Yesterday I posted about my new home setup, which makes heavy use of Hyper-V Replica.
When you first setup Hyper-V Replica for a virtual machine – we copy the virtual machine configuration and storage from the primary server to the replica server. From that point on we replicate any new data that is written to the virtual machine storage – but we do not replicate any new changes to the virtual machine configuration.
Well – there are two reasons for this:
- We have many deployments where the Hyper-V administrator on the primary and replica servers are different people (e.g. a small business replicating to a local service provider). In this case the administrator on the replica server is not going to want the administrator on the primary server to be able to make arbitrary configuration changes.
- There are a number of configuration changes where you want things to be different.

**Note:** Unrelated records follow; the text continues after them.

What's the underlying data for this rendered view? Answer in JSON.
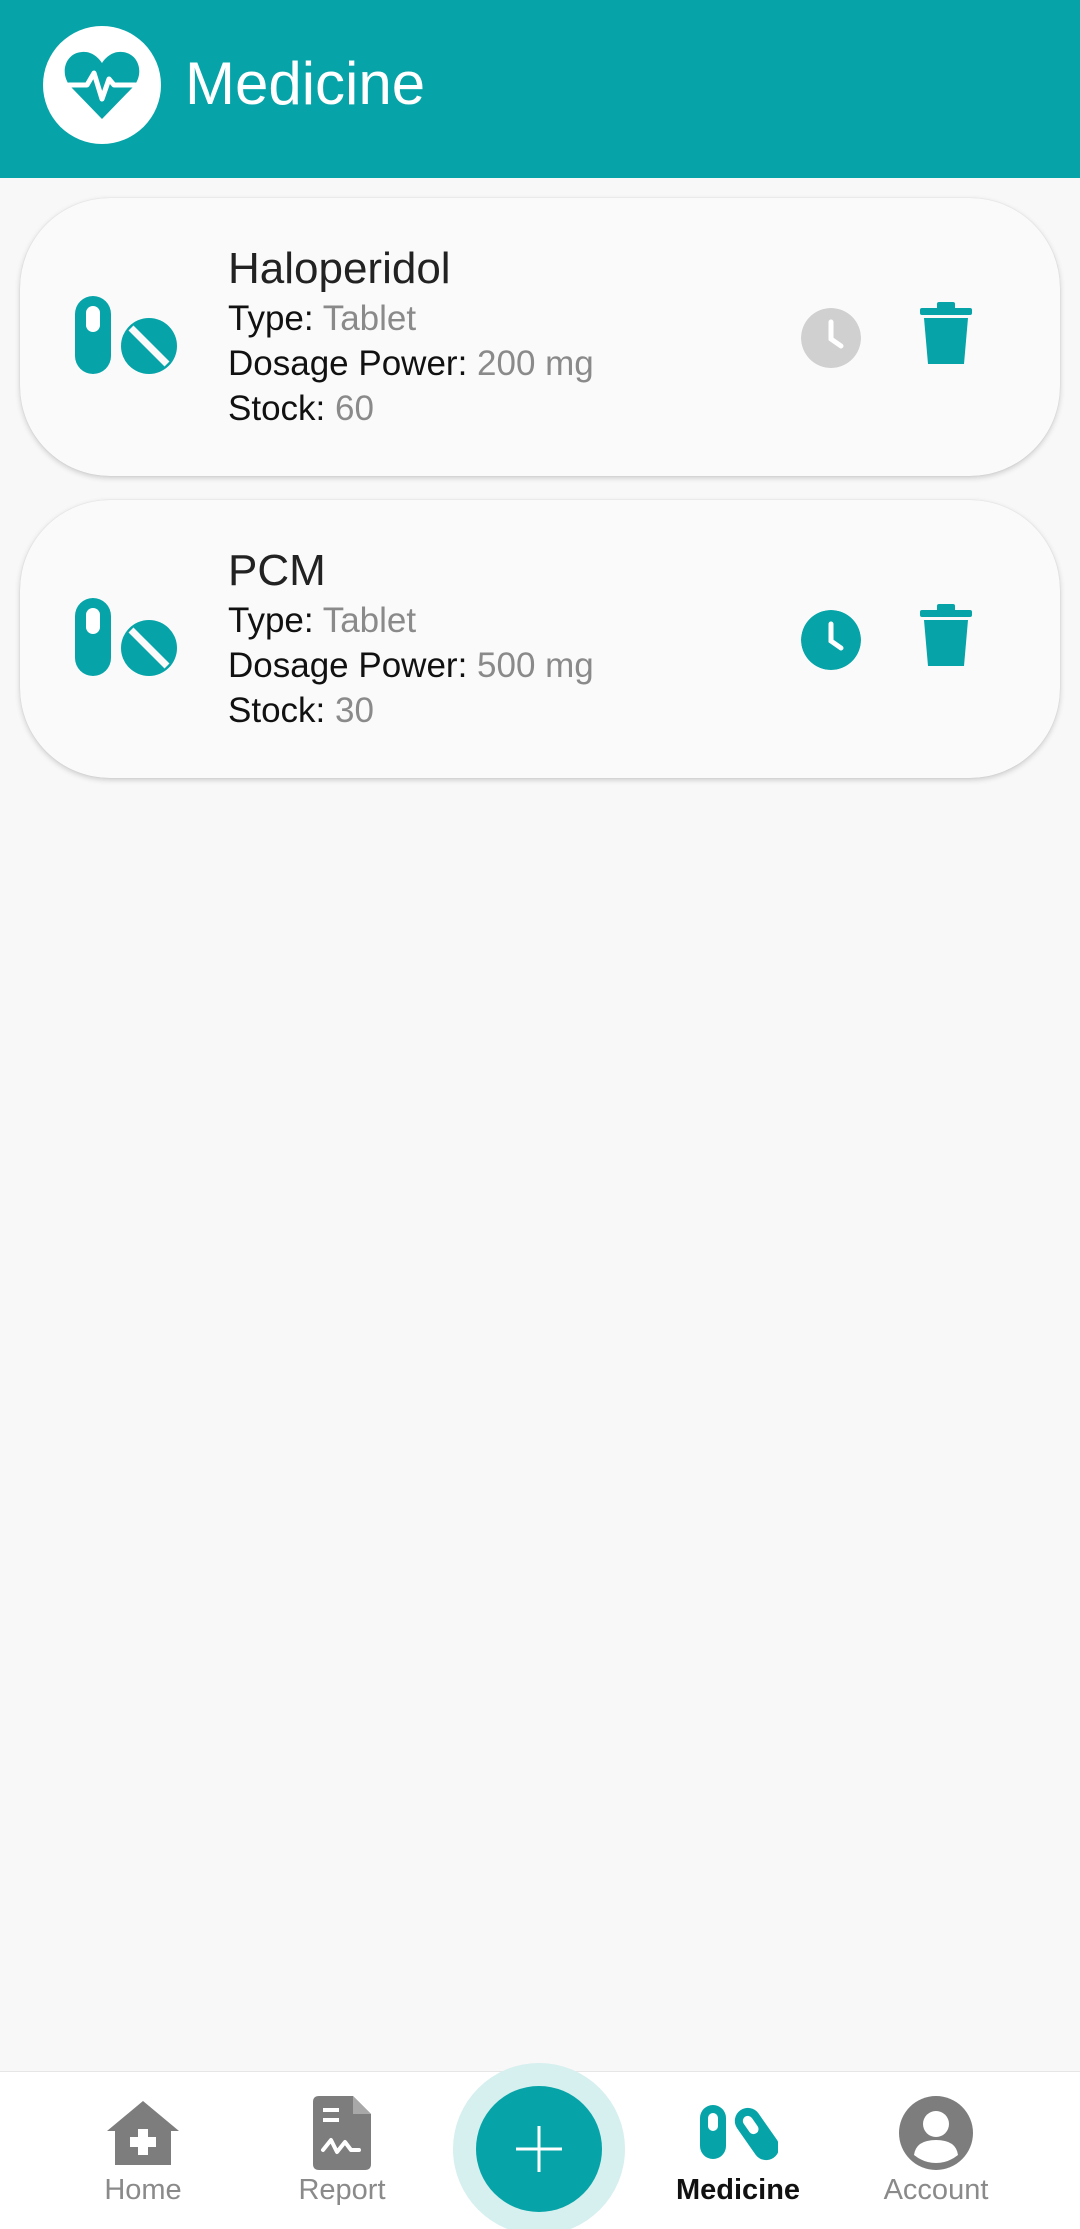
{
  "header": {
    "title": "Medicine",
    "logo_icon": "heart-pulse-icon"
  },
  "medicines": [
    {
      "name": "Haloperidol",
      "type_label": "Type:",
      "type": "Tablet",
      "dosage_label": "Dosage Power:",
      "dosage": "200 mg",
      "stock_label": "Stock:",
      "stock": "60",
      "reminder_active": false
    },
    {
      "name": "PCM",
      "type_label": "Type:",
      "type": "Tablet",
      "dosage_label": "Dosage Power:",
      "dosage": "500 mg",
      "stock_label": "Stock:",
      "stock": "30",
      "reminder_active": true
    }
  ],
  "nav": {
    "home": "Home",
    "report": "Report",
    "medicine": "Medicine",
    "account": "Account"
  },
  "colors": {
    "accent": "#06a4a8",
    "inactive_gray": "#8a8a8a",
    "clock_inactive": "#d0d0d0"
  }
}
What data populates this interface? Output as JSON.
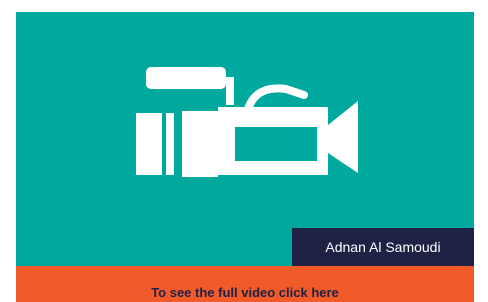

E.g. you may want the virtual machine on the replica server to be connected to a different network or to have a different amount of memory, etc…
While this all makes sense, it has tripped me up a number of times. The scenario I have experienced is this:
- Enable Hyper-V Replica on a virtual machine
… months pass …
- Make a configuration change to the virtual machine, forgetting that it is configured for replica
… months pass…
- Perform a planned failover of the virtual machine for some reason, and wonder why all the settings are wrong!
After having this happen to me a couple of times – I have taken to using PowerShell to perform quick sanity checks on my virtual machine configurations. This is actually quite easy to do – as PowerShell allows you to target multiple physical computers with one command.
Some checks that I have done include:
Checking memory configurations:
This command will get all the details of the memory configuration from two servers:
get-vm -computername Hyper-V-1, Hyper-V-2 | select name, DynamicMemoryEnabled, MemoryStartup, MemoryMinimum, MemoryMaximum | Sort-Object name | ft
Which looks like this when it is run:
Checking startup delay:
This command shows you all the startup information:
get-vm -computername Hyper-V-1, Hyper-V-2 | select name,automaticstartaction, automaticstartdelay | Sort-Object automaticstartdelay, name
Checking MAC address configuration:
I use DHCP with MAC address reservations in my house, so it is critical that virtual machines not change their MAC address. This command shows you what MAC addresses are being used, and whether dynamic mac address generation is enabled or not:
get-vm -computername Hyper-V-1, Hyper-V-2 | Get-VMNetworkAdapter | select VMName, macaddress, DynamicMacAddressEnabled | sort-object VMName, macaddress